Mr. Solomon is correct, the STC bill is related to the public lands in public hands debate, but he is wrong to impute conspiratorial motives. He could well be correct if he called them reckless, but he did not do that. His credibility, and that of his fact checker (there are publications who still use them), comes very much into question when he asserts that mountain bikers have not been loosing access lately. In Montana alone the Gallatin Crest, big chunks of the Bitterroot, and parts of the Rocky Mountain Front have all been closed to biking in the last decade. Most of this has not been through Wilderness designation, but rather through rule changes. I’ve seen numerous non-Wilderness trails along the perimeter of the Bob posted no bikes since 2010. In many cases the prohibition is understandable due to high summer traffic, examples being Upper Holland Lake and the north side of Gibson Reservoir. However, there are many times of the year when these and others are very empty, and it’s unfortunate to see them closed with no discretion put forward or public process. I hope not too many mountain bikers would protest the idea that bike trails and access to them has to respond to increased use, but pretending that bikers don’t have reason to mourn and be angry is farcical in the extreme.

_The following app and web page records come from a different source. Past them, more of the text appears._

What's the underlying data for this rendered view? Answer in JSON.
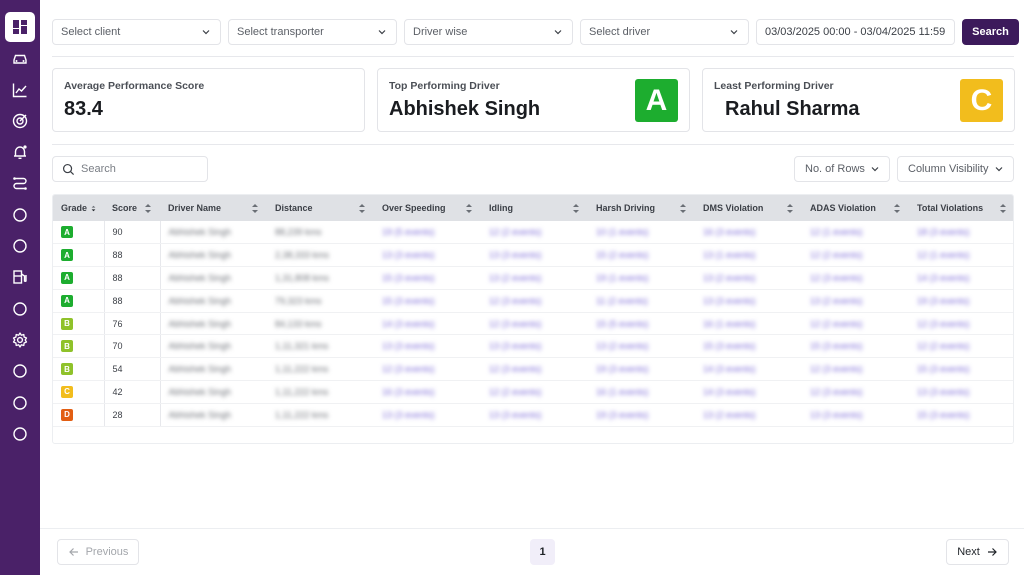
{
  "colors": {
    "sidebar": "#4a2168",
    "primary": "#3c1a5b",
    "grade_A": "#1dad2f",
    "grade_B": "#8fc22a",
    "grade_C": "#f2bd1d",
    "grade_D": "#e25e12"
  },
  "sidebar": {
    "items": [
      {
        "icon": "dashboard-icon",
        "active": true
      },
      {
        "icon": "car-icon"
      },
      {
        "icon": "line-chart-icon"
      },
      {
        "icon": "target-icon"
      },
      {
        "icon": "bell-icon"
      },
      {
        "icon": "route-icon"
      },
      {
        "icon": "circle-icon"
      },
      {
        "icon": "circle-icon"
      },
      {
        "icon": "fuel-icon"
      },
      {
        "icon": "circle-icon"
      },
      {
        "icon": "gear-icon"
      },
      {
        "icon": "circle-icon"
      },
      {
        "icon": "circle-icon"
      },
      {
        "icon": "circle-icon"
      }
    ]
  },
  "filters": {
    "client": "Select client",
    "transporter": "Select transporter",
    "mode": "Driver wise",
    "driver": "Select driver",
    "date_range": "03/03/2025 00:00 - 03/04/2025 11:59",
    "search_label": "Search"
  },
  "cards": {
    "average": {
      "label": "Average Performance Score",
      "value": "83.4"
    },
    "top": {
      "label": "Top Performing Driver",
      "value": "Abhishek Singh",
      "grade": "A"
    },
    "least": {
      "label": "Least Performing Driver",
      "value": "Rahul Sharma",
      "grade": "C"
    }
  },
  "toolbar": {
    "search_placeholder": "Search",
    "rows_label": "No. of Rows",
    "columns_label": "Column Visibility"
  },
  "table": {
    "columns": [
      "Grade",
      "Score",
      "Driver Name",
      "Distance",
      "Over Speeding",
      "Idling",
      "Harsh Driving",
      "DMS Violation",
      "ADAS Violation",
      "Total Violations"
    ],
    "rows": [
      {
        "grade": "A",
        "score": "90",
        "name": "Abhishek Singh",
        "distance": "88,239 kms",
        "over": "19 (5 events)",
        "idling": "12 (2 events)",
        "harsh": "10 (1 events)",
        "dms": "16 (3 events)",
        "adas": "12 (1 events)",
        "total": "18 (3 events)"
      },
      {
        "grade": "A",
        "score": "88",
        "name": "Abhishek Singh",
        "distance": "2,38,333 kms",
        "over": "13 (3 events)",
        "idling": "13 (3 events)",
        "harsh": "15 (2 events)",
        "dms": "13 (1 events)",
        "adas": "12 (2 events)",
        "total": "12 (1 events)"
      },
      {
        "grade": "A",
        "score": "88",
        "name": "Abhishek Singh",
        "distance": "1,31,808 kms",
        "over": "15 (3 events)",
        "idling": "13 (2 events)",
        "harsh": "19 (1 events)",
        "dms": "13 (2 events)",
        "adas": "12 (3 events)",
        "total": "14 (3 events)"
      },
      {
        "grade": "A",
        "score": "88",
        "name": "Abhishek Singh",
        "distance": "79,323 kms",
        "over": "15 (3 events)",
        "idling": "12 (3 events)",
        "harsh": "11 (2 events)",
        "dms": "13 (3 events)",
        "adas": "13 (2 events)",
        "total": "19 (3 events)"
      },
      {
        "grade": "B",
        "score": "76",
        "name": "Abhishek Singh",
        "distance": "84,133 kms",
        "over": "14 (3 events)",
        "idling": "12 (3 events)",
        "harsh": "15 (5 events)",
        "dms": "16 (1 events)",
        "adas": "12 (2 events)",
        "total": "12 (3 events)"
      },
      {
        "grade": "B",
        "score": "70",
        "name": "Abhishek Singh",
        "distance": "1,11,321 kms",
        "over": "13 (3 events)",
        "idling": "13 (3 events)",
        "harsh": "13 (2 events)",
        "dms": "15 (3 events)",
        "adas": "15 (3 events)",
        "total": "12 (2 events)"
      },
      {
        "grade": "B",
        "score": "54",
        "name": "Abhishek Singh",
        "distance": "1,11,222 kms",
        "over": "12 (3 events)",
        "idling": "12 (3 events)",
        "harsh": "19 (3 events)",
        "dms": "14 (3 events)",
        "adas": "12 (3 events)",
        "total": "15 (3 events)"
      },
      {
        "grade": "C",
        "score": "42",
        "name": "Abhishek Singh",
        "distance": "1,11,222 kms",
        "over": "16 (3 events)",
        "idling": "12 (2 events)",
        "harsh": "16 (1 events)",
        "dms": "14 (3 events)",
        "adas": "12 (3 events)",
        "total": "13 (3 events)"
      },
      {
        "grade": "D",
        "score": "28",
        "name": "Abhishek Singh",
        "distance": "1,11,222 kms",
        "over": "13 (3 events)",
        "idling": "13 (3 events)",
        "harsh": "19 (3 events)",
        "dms": "13 (2 events)",
        "adas": "13 (3 events)",
        "total": "15 (3 events)"
      }
    ]
  },
  "pagination": {
    "previous": "Previous",
    "page": "1",
    "next": "Next"
  }
}
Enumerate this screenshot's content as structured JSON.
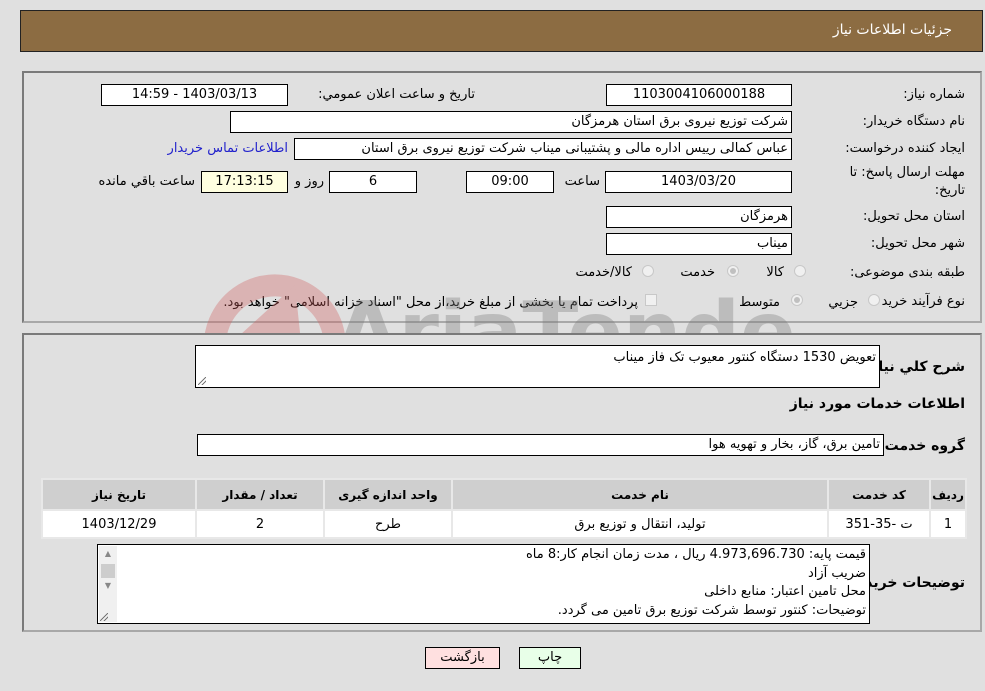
{
  "header": {
    "title": "جزئیات اطلاعات نیاز"
  },
  "details": {
    "need_number_label": "شماره نیاز:",
    "need_number": "1103004106000188",
    "announce_label": "تاریخ و ساعت اعلان عمومي:",
    "announce_value": "1403/03/13 - 14:59",
    "buyer_org_label": "نام دستگاه خریدار:",
    "buyer_org": "شرکت توزیع نیروی برق استان هرمزگان",
    "creator_label": "ایجاد کننده درخواست:",
    "creator": "عباس کمالی رییس اداره مالی و پشتیبانی میناب شرکت توزیع نیروی برق استان",
    "contact_link": "اطلاعات تماس خریدار",
    "deadline_label_line1": "مهلت ارسال پاسخ: تا",
    "deadline_label_line2": "تاریخ:",
    "deadline_date": "1403/03/20",
    "time_label": "ساعت",
    "deadline_time": "09:00",
    "days_value": "6",
    "days_label": "روز و",
    "remaining_time": "17:13:15",
    "remaining_label": "ساعت باقي مانده",
    "province_label": "استان محل تحویل:",
    "province": "هرمزگان",
    "city_label": "شهر محل تحویل:",
    "city": "میناب",
    "category_label": "طبقه بندی موضوعی:",
    "category_options": [
      {
        "label": "کالا",
        "checked": false
      },
      {
        "label": "خدمت",
        "checked": true
      },
      {
        "label": "کالا/خدمت",
        "checked": false
      }
    ],
    "process_label": "نوع فرآیند خرید :",
    "process_options": [
      {
        "label": "جزیي",
        "checked": false
      },
      {
        "label": "متوسط",
        "checked": true
      }
    ],
    "treasury_note": "پرداخت تمام یا بخشی از مبلغ خرید،از محل \"اسناد خزانه اسلامی\" خواهد بود.",
    "treasury_checked": false
  },
  "watermark": {
    "text": "AriaTender.neT"
  },
  "services": {
    "summary_label": "شرح کلي نیاز:",
    "summary": "تعویض 1530 دستگاه کنتور معیوب تک فاز میناب",
    "section_title": "اطلاعات خدمات مورد نیاز",
    "group_label": "گروه خدمت:",
    "group": "تامین برق، گاز، بخار و تهویه هوا",
    "table": {
      "headers": [
        "ردیف",
        "کد خدمت",
        "نام خدمت",
        "واحد اندازه گیری",
        "تعداد / مقدار",
        "تاریخ نیاز"
      ],
      "rows": [
        [
          "1",
          "ت -35-351",
          "تولید، انتقال و توزیع برق",
          "طرح",
          "2",
          "1403/12/29"
        ]
      ]
    },
    "buyer_notes_label": "توضیحات خریدار:",
    "buyer_notes": [
      "قیمت پایه: 4.973,696.730 ریال ، مدت زمان انجام کار:8 ماه",
      "ضریب آزاد",
      "محل تامین اعتبار: منابع داخلی",
      "توضیحات: کنتور توسط شرکت توزیع برق تامین می گردد."
    ]
  },
  "buttons": {
    "print": "چاپ",
    "back": "بازگشت"
  }
}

Even more ridiculous is the charge that mountain bikes did not used to be legal in Wilderness areas. There is extensive documentation that in the hazy days when “mountain biking” was barely a category, a small number of dedicated users regularly biked the Rattlesnake near Missoula, as well as the Selway in Idaho. Other examples would I assume be easy enough to unearth if one found the right people. Qualifying bikes as mechanical transport does not emanate unambiguously from the Wilderness Act, as mentioned above. Which is why legislation forcing the Forest Service and BLM to justify this rule more extensively would I think be the more productive direction to take. Even if it proved futile.
The real question ought to be how to balance making Wilderness relevant to an increasingly urban population with maintaining its long term integrity. On the one hand there is the problem of exposing new folks to the wild in the first place. On the other is the problem of making sure they can readily see the appeal. Crowded parks and trailheads, combined with long mandatory walks through potentially “boring” forest is I would argue a poor way to do both. As of today there is little reason to suppose that one mountain biker impacts wildlife more than one hikers, but there are many reasons to suppose that people in any form can have problematic effects. I’ve long been in favor of opening up opportunity and variety of access, while at the same time making wild areas bigger. Mountain biking along the South Fork of the Flathead in the Bob Marshall could be ok, for instance, but only in exchange for permanently closing the Benchmark road, as well as the roads along and south of Hungry Horse Reservoir, to all motor vehicles.
It is too easy to think of the Wilderness question as a zero sum affair, and it is too simply satisfying to sling mud for the sake of hype. What is truly important is to emphasize that of all the many people who quickly get fired up and ready to sling mud, almost none of them do not care about Wilderness, based on powerful personal experience. And that is where things need to start, and finish.